PRACTICES TO PROTECT WATER QUALITY AND CONSERVE SOIL AND WATER RESOURCES IN AGRONOMIC AND HORTICULTURAL SYSTEMS IN THE NORTH CENTRAL US
Location: Soil and Water Management Research
Title: Relationship of land uses with occurrence of contaminants of emerging concern in streams of southeastern Minnesota
Submitted to: SETAC Conference
Publication Type: Abstract Only
Publication Acceptance Date: July 24, 2012
Publication Date: November 11, 2012
Citation: Fairbairn, D., Kaufenberg Spande, E., Rice, P.J., Arnold, W., Novak, P., Koskinen, W.C., Barber, B., Swackhamer, D. 2012. Relationship of land uses with occurrence of contaminants of emerging concern in streams of southeastern Minnesota. SETAC North America 33rd Annual Meeting, November 11-15, 2012, Long Beach, California. Available: http://longbeach.setac.org/sites/default/files/SETAC-abstract-book-2012.pdf.

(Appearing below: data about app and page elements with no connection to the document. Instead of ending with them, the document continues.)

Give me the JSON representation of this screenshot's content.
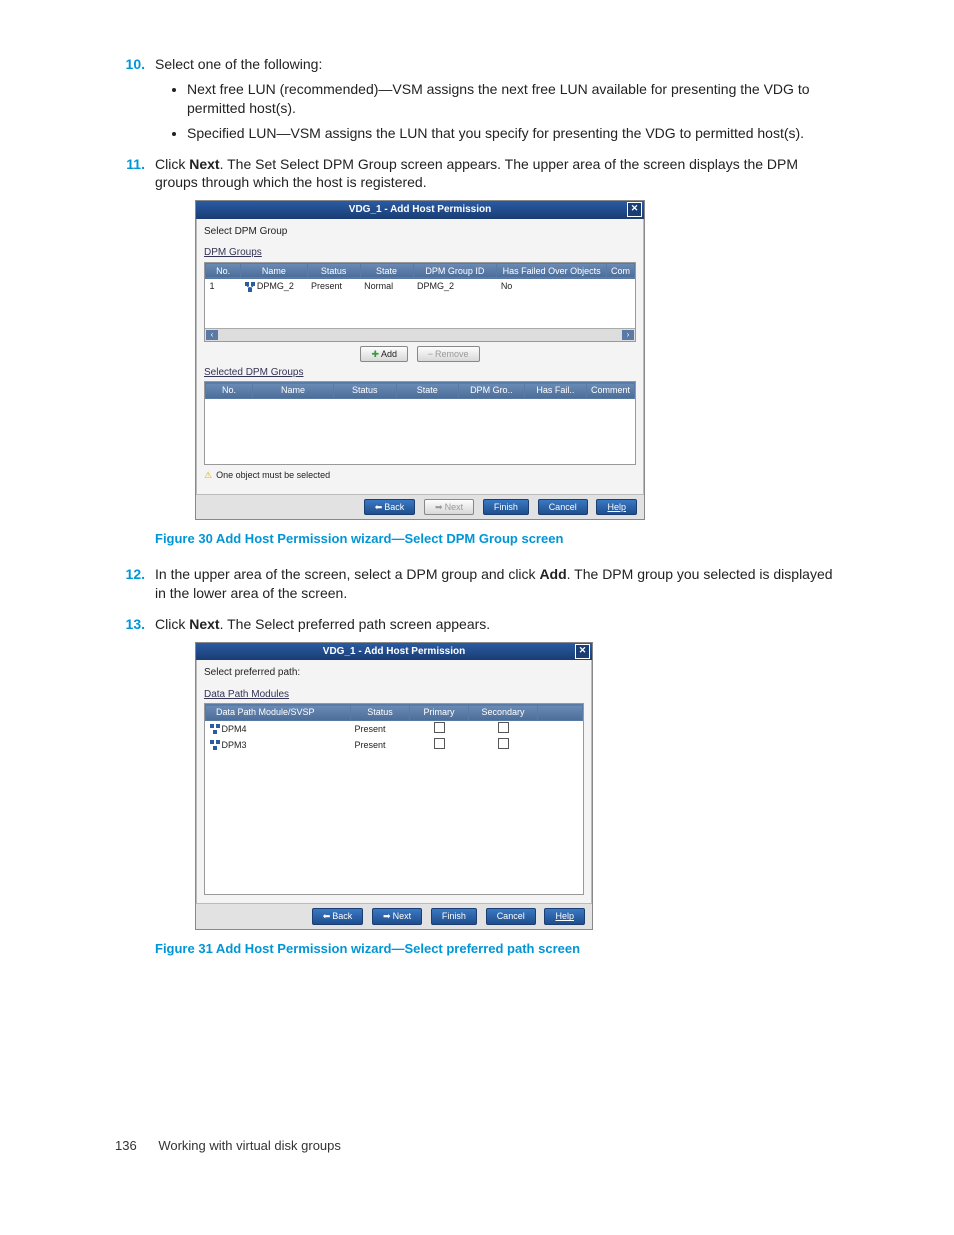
{
  "steps": {
    "s10": {
      "num": "10.",
      "text": "Select one of the following:",
      "bullets": [
        "Next free LUN (recommended)—VSM assigns the next free LUN available for presenting the VDG to permitted host(s).",
        "Specified LUN—VSM assigns the LUN that you specify for presenting the VDG to permitted host(s)."
      ]
    },
    "s11": {
      "num": "11.",
      "pre": "Click ",
      "bold": "Next",
      "post": ". The Set Select DPM Group screen appears. The upper area of the screen displays the DPM groups through which the host is registered."
    },
    "s12": {
      "num": "12.",
      "pre": "In the upper area of the screen, select a DPM group and click ",
      "bold": "Add",
      "post": ". The DPM group you selected is displayed in the lower area of the screen."
    },
    "s13": {
      "num": "13.",
      "pre": "Click ",
      "bold": "Next",
      "post": ". The Select preferred path screen appears."
    }
  },
  "fig30": {
    "caption": "Figure 30 Add Host Permission wizard—Select DPM Group screen",
    "title": "VDG_1 - Add Host Permission",
    "section1": "Select DPM Group",
    "section2": "DPM Groups",
    "section3": "Selected DPM Groups",
    "headers1": [
      "No.",
      "Name",
      "Status",
      "State",
      "DPM Group ID",
      "Has Failed Over Objects",
      "Com"
    ],
    "row1": [
      "1",
      "DPMG_2",
      "Present",
      "Normal",
      "DPMG_2",
      "No",
      ""
    ],
    "headers2": [
      "No.",
      "Name",
      "Status",
      "State",
      "DPM Gro..",
      "Has Fail..",
      "Comment"
    ],
    "add": "Add",
    "remove": "Remove",
    "warn": "One object must be selected",
    "back": "Back",
    "next": "Next",
    "finish": "Finish",
    "cancel": "Cancel",
    "help": "Help"
  },
  "fig31": {
    "caption": "Figure 31 Add Host Permission wizard—Select preferred path screen",
    "title": "VDG_1 - Add Host Permission",
    "section1": "Select preferred path:",
    "section2": "Data Path Modules",
    "headers": [
      "Data Path Module/SVSP",
      "Status",
      "Primary",
      "Secondary"
    ],
    "rows": [
      [
        "DPM4",
        "Present"
      ],
      [
        "DPM3",
        "Present"
      ]
    ],
    "back": "Back",
    "next": "Next",
    "finish": "Finish",
    "cancel": "Cancel",
    "help": "Help"
  },
  "footer": {
    "page": "136",
    "section": "Working with virtual disk groups"
  }
}
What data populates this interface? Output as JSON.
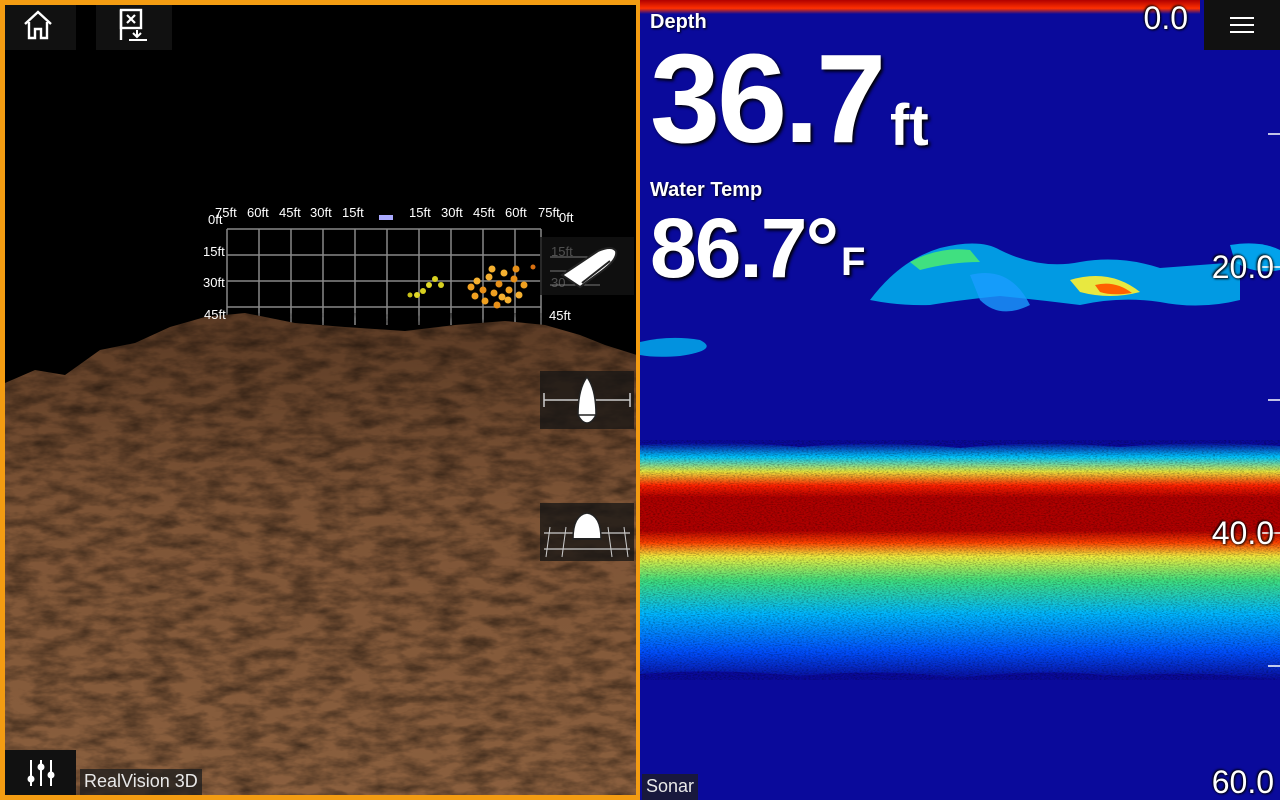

Endocrine disrupting compounds (EDC), pharmaceuticals, and other contaminants of emerging concern (CEC) have been detected in surface waters, including compounds suspected or known to cause adverse human or ecological effects. Goals of the project are to (1) characterize CEC profiles and land uses associated with sub-watersheds in the study area and (2) identify CEC-land use “fingerprints” (unique profiles of chemical markers) to indicate the influence of a given land use on water quality. Our approach includes collecting water (grab and time-composited), passive organic contaminant integrative sampler (POCIS), and sediment samples, ten weeks per year for two years, at four sites near Rochester, MN. Sample extracts (solvent and/or solid phase) are analyzed using liquid chromatography tandem-mass spectrometry for thirty CECs including pesticides, natural and synthetic hormones, household and industrial chemicals, pharmaceuticals and personal care products, veterinary medications, and phytoestrogens. Land use analysis (McGhie Betts, Inc), water chemistry, and flow data accompany the CEC data. CEC concentration profiles are analyzed in light of land use variations amongst subwatersheds, seasonal conditions, precipitation patterns and other hydrologic factors. Sampling began in 2011 and the project will be completed in June 2013. Anticipated results will provide tools to identify sources of surface water contaminants in Minnesota and other locations, providing insight for targeting the most effective mitigation approaches.